NeuroMetrix Inc. (NSDQ:NURO) took a pasting during the second quarter, as sales plunged 43.0 percent and net losses widened by 151.0 percent, forcing the nerve testing equipment maker to lay off 25 workers, reorganize its sales force and table the development of its Ascend anesthesia device.
The Waltham, Mass.-based firm reported net losses of $4.5 million, or 20 cents per share, on sales of $3.9 million during the three months ended June 30. That compares with net losses of $1.8 million, or 13 cents per share, on sales of $6.8 million during Q2 2009.
NeuroMetrix said changes by the Centers for Medicare and Medicaid Services to the reimbursement code for nerve conduction studies continued to bedevil its top line. The change caused a 22 percent reduction in the average selling price for the electrodes used with its equipment and a 25 percent reduction in the number of electrodes sold. Sales of consumables like the electrodes accounted for 87 percent of total revenues during the second quarter.
The poor results prompted NeuroMetrix to lay off 25 workers — a quarter of its workforce — during the period and make other restructuring moves aimed at saving about $2.5 million a year.
President and CEO Shai Gozani, calling the results "not satisfactory" in prepared remarks, said the company will also bolster its direct sales force with 25 independent sales reps and adding regional distributors to cover its orthopedic and specialty markets.
" The transition to a hybrid direct/distribution model is underway and will continue in the third and fourth quarters," Gozani said.
NeuroMetrix is also narrowing its product development pipeline, he said, modifying its Advance nerve conduction and invasive electromyography device to make it more attractive to the physician office market.

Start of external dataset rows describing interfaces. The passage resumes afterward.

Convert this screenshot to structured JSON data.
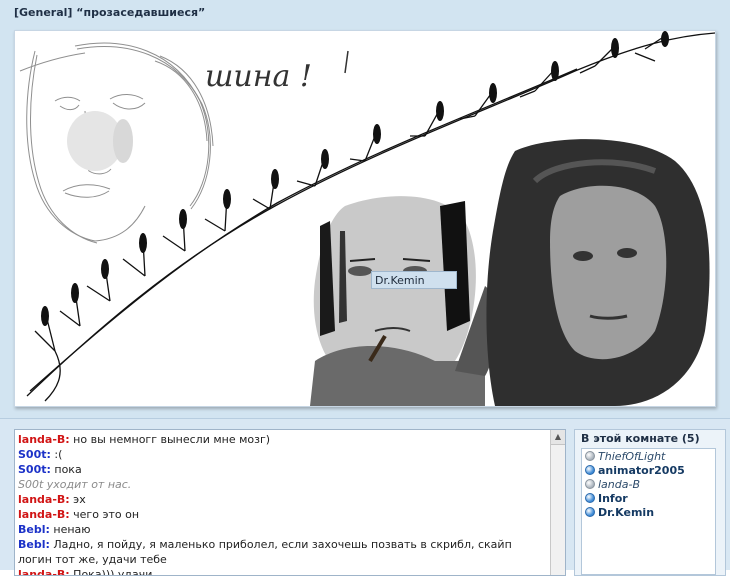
{
  "room": {
    "title": "[General] “прозаседавшиеся”"
  },
  "canvas": {
    "cursor_label": "Dr.Kemin",
    "drawn_text": "шина !"
  },
  "chat": {
    "messages": [
      {
        "nick": "landa-B:",
        "text": "но вы немногг вынесли мне мозг)",
        "color": "#d11515"
      },
      {
        "nick": "S00t:",
        "text": ":(",
        "color": "#1c32c8"
      },
      {
        "nick": "S00t:",
        "text": "пока",
        "color": "#1c32c8"
      },
      {
        "nick": "",
        "text": "S00t уходит от нас.",
        "color": "#8a8a8a",
        "system": true
      },
      {
        "nick": "landa-B:",
        "text": "эх",
        "color": "#d11515"
      },
      {
        "nick": "landa-B:",
        "text": "чего это он",
        "color": "#d11515"
      },
      {
        "nick": "Bebl:",
        "text": "ненаю",
        "color": "#1c32c8"
      },
      {
        "nick": "Bebl:",
        "text": "Ладно, я пойду, я маленько приболел, если захочешь позвать в скрибл, скайп логин тот же, удачи тебе",
        "color": "#1c32c8"
      },
      {
        "nick": "landa-B:",
        "text": "Пока))) удачи",
        "color": "#d11515"
      }
    ]
  },
  "room_users": {
    "header": "В этой комнате (5)",
    "users": [
      {
        "name": "ThiefOfLight",
        "status": "away"
      },
      {
        "name": "animator2005",
        "status": "online"
      },
      {
        "name": "landa-B",
        "status": "away"
      },
      {
        "name": "Infor",
        "status": "online"
      },
      {
        "name": "Dr.Kemin",
        "status": "online"
      }
    ]
  },
  "colors": {
    "panel_bg": "#d2e4f1",
    "nick_red": "#d11515",
    "nick_blue": "#1c32c8"
  }
}
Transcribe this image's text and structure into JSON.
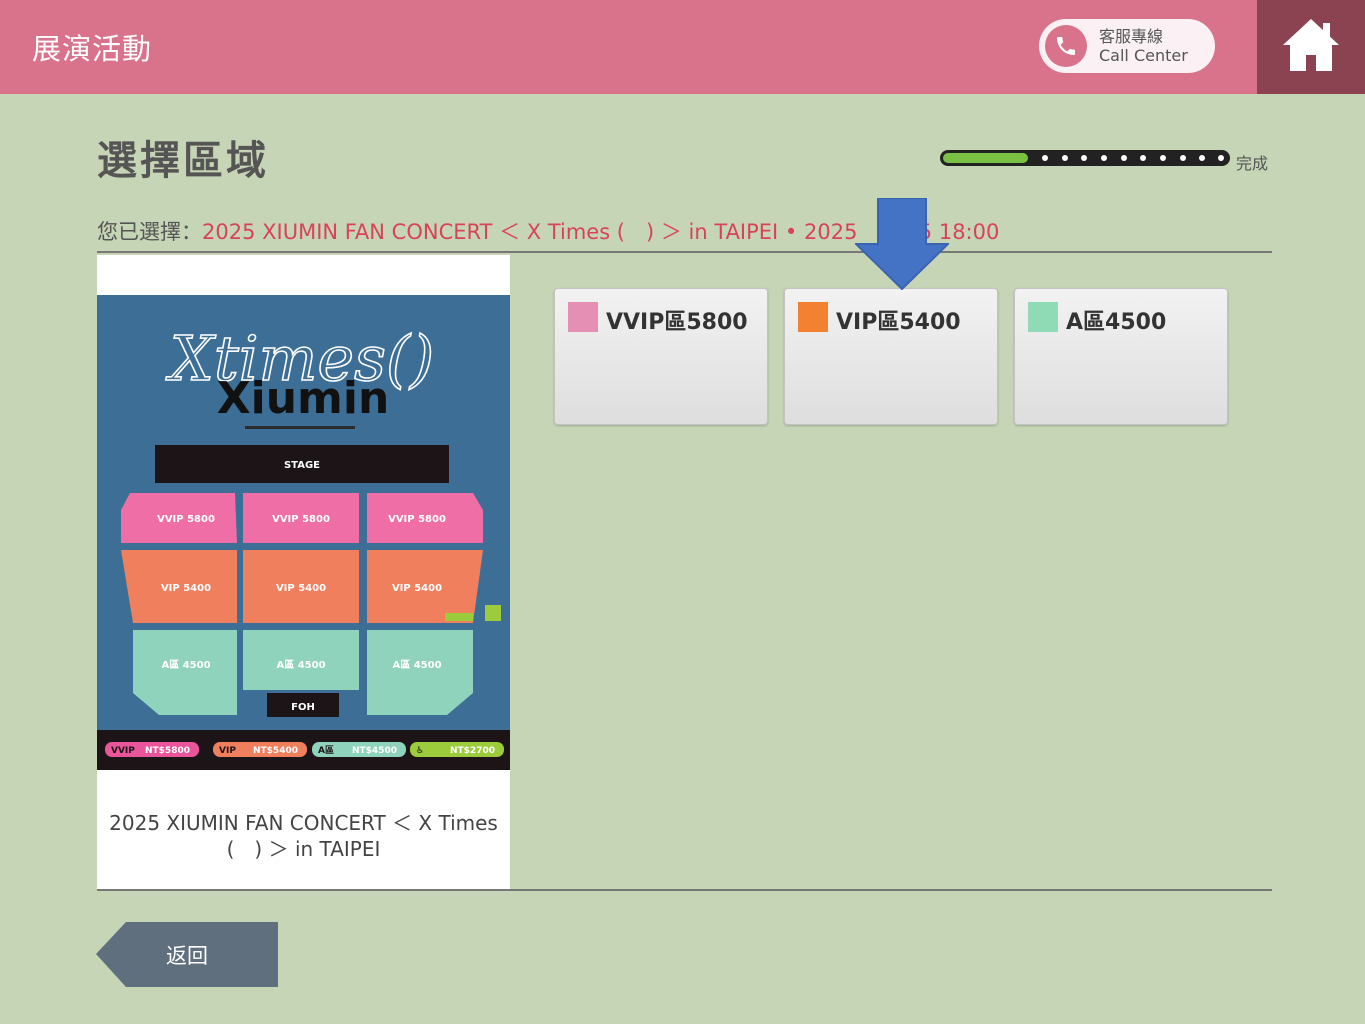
{
  "header": {
    "app_title": "展演活動",
    "call_center_zh": "客服專線",
    "call_center_en": "Call Center",
    "home_icon": "home-icon"
  },
  "page": {
    "title": "選擇區域",
    "progress_label": "完成",
    "progress_fraction": 0.3
  },
  "selection": {
    "prefix": "您已選擇：",
    "value": "2025 XIUMIN FAN CONCERT ＜ X Times (　) ＞ in TAIPEI • 2025",
    "time": "25 18:00"
  },
  "event": {
    "caption_line1": "2025 XIUMIN FAN CONCERT ＜ X Times",
    "caption_line2": "(　) ＞ in TAIPEI",
    "poster": {
      "logo_script": "Xtimes()",
      "logo_name": "Xiumin",
      "stage": "STAGE",
      "foh": "FOH",
      "row_vvip": "VVIP 5800",
      "row_vip": "VIP 5400",
      "row_a": "A區 4500",
      "legend": [
        {
          "tag": "VVIP",
          "price": "NT$5800",
          "color": "#e8559b"
        },
        {
          "tag": "VIP",
          "price": "NT$5400",
          "color": "#f07f5e"
        },
        {
          "tag": "A區",
          "price": "NT$4500",
          "color": "#8fd3bd"
        },
        {
          "tag": "♿",
          "price": "NT$2700",
          "color": "#9ccc3c"
        }
      ]
    }
  },
  "zones": [
    {
      "label": "VVIP區5800",
      "color": "#e58fb5"
    },
    {
      "label": "VIP區5400",
      "color": "#f2822f"
    },
    {
      "label": "A區4500",
      "color": "#8fdbb6"
    }
  ],
  "actions": {
    "back_label": "返回"
  },
  "colors": {
    "header": "#d8738b",
    "home": "#8b4352",
    "background": "#c6d5b5",
    "accent_text": "#d8435a",
    "arrow": "#4472c4"
  }
}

Development of the Ascend device for nerve injections and regional anesthesia will be "de-emphasized in the near term," Gozani said.
In addition to the physician office market, NeuroMetrix will look to boost its footprint in the market for diagnosing large fiber diabetic peripheral neuropathy, he said.
Calling nerve conduction studies the "gold standard" for detecting DPN, Gozani said cost and limited access have limited utilization of NCS for wide-spread screening, "which is essential for early detection of DPN and prevention of its complications, such as foot ulcers."
"We believe that a rapid, low-cost, point-of-care test for DPN represents an attractive U.S. and international market opportunity. We have made development of a low cost version of NC-stat and a low cost disposable electrode for this application an R&D priority. Assuming that we reach our project milestones, we believe we have the capability to launch this product in the U.S. and several international markets in the second half of 2011," he said.
NeuroMetrix shares were down nearly 4 percent, to 40 cents, in early morning trading.